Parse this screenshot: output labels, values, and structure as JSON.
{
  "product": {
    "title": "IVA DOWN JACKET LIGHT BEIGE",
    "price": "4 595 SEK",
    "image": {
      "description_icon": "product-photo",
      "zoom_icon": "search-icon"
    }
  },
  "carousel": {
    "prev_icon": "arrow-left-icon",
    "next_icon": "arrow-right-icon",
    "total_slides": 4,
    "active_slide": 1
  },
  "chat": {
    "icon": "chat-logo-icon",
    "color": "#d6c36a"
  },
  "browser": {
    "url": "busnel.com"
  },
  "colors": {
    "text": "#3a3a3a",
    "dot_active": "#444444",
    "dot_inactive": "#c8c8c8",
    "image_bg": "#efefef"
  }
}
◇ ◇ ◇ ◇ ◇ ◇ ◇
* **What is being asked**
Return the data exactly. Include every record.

* **Exercise response**
Parse this screenshot: output labels, values, and structure as JSON.
{
  "product": {
    "title": "IVA DOWN JACKET LIGHT BEIGE",
    "price": "4 595 SEK",
    "image": {
      "description_icon": "product-photo",
      "zoom_icon": "search-icon"
    }
  },
  "carousel": {
    "prev_icon": "arrow-left-icon",
    "next_icon": "arrow-right-icon",
    "total_slides": 4,
    "active_slide": 1
  },
  "chat": {
    "icon": "chat-logo-icon",
    "color": "#d6c36a"
  },
  "browser": {
    "url": "busnel.com"
  },
  "colors": {
    "text": "#3a3a3a",
    "dot_active": "#444444",
    "dot_inactive": "#c8c8c8",
    "image_bg": "#efefef"
  }
}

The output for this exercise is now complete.